Oodles of noodles covered the beds, the tables, and every available flat space in the house. This is how our house looked as my mother prepared for the annual church holiday bazaar. After a few days and the noodles were dry she would package them in appropriate quantities, dozens of large bags for the chicken and noodle supper at the bazaar, and scores of small packages for direct sale at the bazaar tables. Hundreds of thousands of noodles prepared my mind to receive “string theory” as the ultimate building block in the construction of the universe; only to me it will always be “noodle theory.”
Those noodles were delicious, and the bazaar always was an outrageous success, leaving the women’s organizations that sponsored it with the problem of what to do with all their money. During the noodle days in later years I had to be careful about inviting ourselves, with our children, to come home for a visit, if it was noodle time. All of those beds, that she made sure were available the rest of the year for our visits, would be full in those days.
A house filled with noodles is one of my images of abundance. I lived with them when I was growing up. I saw them in return visits. I still have pictures of them. The world is chock full of noodles.
Thanksgiving and Christmas together illuminate the exceptional abundance available to us in this world. The tables overflow with enough for everyone, including those who are poor, if we make some effort to allow access to the tables for them and to them.

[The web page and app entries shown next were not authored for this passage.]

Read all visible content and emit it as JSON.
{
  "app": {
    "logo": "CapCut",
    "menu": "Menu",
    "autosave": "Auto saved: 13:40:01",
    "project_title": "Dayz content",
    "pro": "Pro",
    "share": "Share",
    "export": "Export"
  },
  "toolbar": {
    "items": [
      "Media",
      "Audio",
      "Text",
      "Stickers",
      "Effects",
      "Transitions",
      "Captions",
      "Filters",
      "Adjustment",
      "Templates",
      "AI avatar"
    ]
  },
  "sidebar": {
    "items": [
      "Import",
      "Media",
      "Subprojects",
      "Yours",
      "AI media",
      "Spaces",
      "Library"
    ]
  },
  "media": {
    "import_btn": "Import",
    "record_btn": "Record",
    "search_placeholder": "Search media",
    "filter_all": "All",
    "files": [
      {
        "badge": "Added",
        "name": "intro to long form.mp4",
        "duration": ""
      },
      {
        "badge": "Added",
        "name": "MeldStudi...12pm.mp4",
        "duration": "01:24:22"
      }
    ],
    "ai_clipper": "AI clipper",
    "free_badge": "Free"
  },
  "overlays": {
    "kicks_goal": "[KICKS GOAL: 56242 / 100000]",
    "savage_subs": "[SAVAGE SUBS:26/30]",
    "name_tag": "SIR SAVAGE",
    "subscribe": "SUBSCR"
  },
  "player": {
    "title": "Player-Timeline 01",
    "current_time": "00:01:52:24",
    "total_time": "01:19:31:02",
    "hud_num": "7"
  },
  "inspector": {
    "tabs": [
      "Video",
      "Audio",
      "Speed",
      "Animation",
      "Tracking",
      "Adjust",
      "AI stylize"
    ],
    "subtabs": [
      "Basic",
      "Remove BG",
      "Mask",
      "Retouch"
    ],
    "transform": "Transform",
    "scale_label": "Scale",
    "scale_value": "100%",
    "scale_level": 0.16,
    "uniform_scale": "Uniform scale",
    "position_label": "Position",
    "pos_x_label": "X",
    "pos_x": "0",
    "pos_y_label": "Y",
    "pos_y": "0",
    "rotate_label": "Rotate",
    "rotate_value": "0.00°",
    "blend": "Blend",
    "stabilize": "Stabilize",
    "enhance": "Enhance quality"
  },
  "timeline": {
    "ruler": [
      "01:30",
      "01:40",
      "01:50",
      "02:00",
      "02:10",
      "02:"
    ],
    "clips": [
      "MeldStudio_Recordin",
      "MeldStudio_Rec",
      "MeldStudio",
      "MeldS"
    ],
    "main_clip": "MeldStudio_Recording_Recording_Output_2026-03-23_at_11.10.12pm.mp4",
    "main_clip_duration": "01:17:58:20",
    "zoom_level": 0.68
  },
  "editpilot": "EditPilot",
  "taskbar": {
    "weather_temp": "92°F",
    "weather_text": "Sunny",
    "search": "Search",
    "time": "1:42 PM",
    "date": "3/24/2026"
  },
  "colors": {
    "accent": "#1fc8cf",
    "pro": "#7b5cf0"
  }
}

In all the world there is excess—in its immensity and in the extraordinary patterns in even the smallest things we find. When we make the effort to duplicate them, we see that inherent intricacies far outstrip our creative abilities. Instead we must simplify and summarize, missing most of what exists. There is an elegance in things that speaks to us of profound generosity and attention to details. There is excess that allows us second chances, and third and fourth, and ninth if we are cats, and more if we are people. Whether we examine the microcosm or the macrocosm the universe is excessively generous.

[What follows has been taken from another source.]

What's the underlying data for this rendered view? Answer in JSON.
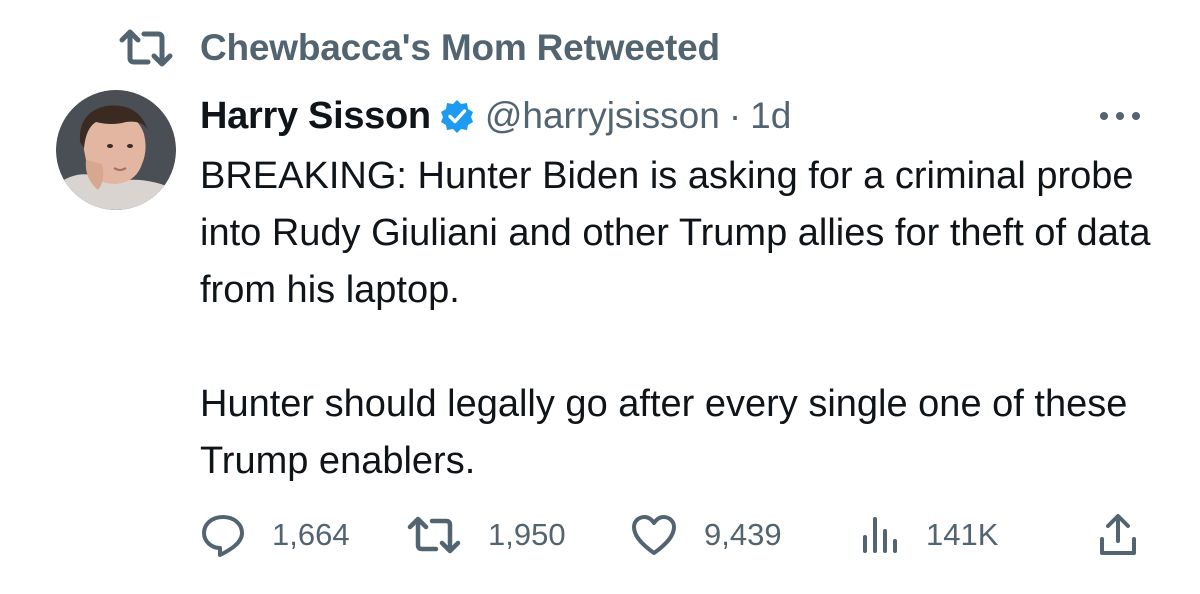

So our making of noodles can go on and on, without approximating the slightest part of divine benevolence. In God’s magnanimity our little repetitions and duplications are honored, even when God makes everything new and unique. We will gladly taste them again, and fill ourselves up with the same thing, even though there is something slightly different every time, as the excellent cook tries to improve upon the best recipe, and as the tiny noodles in all creation align themselves in new and not exactly predictable patterns.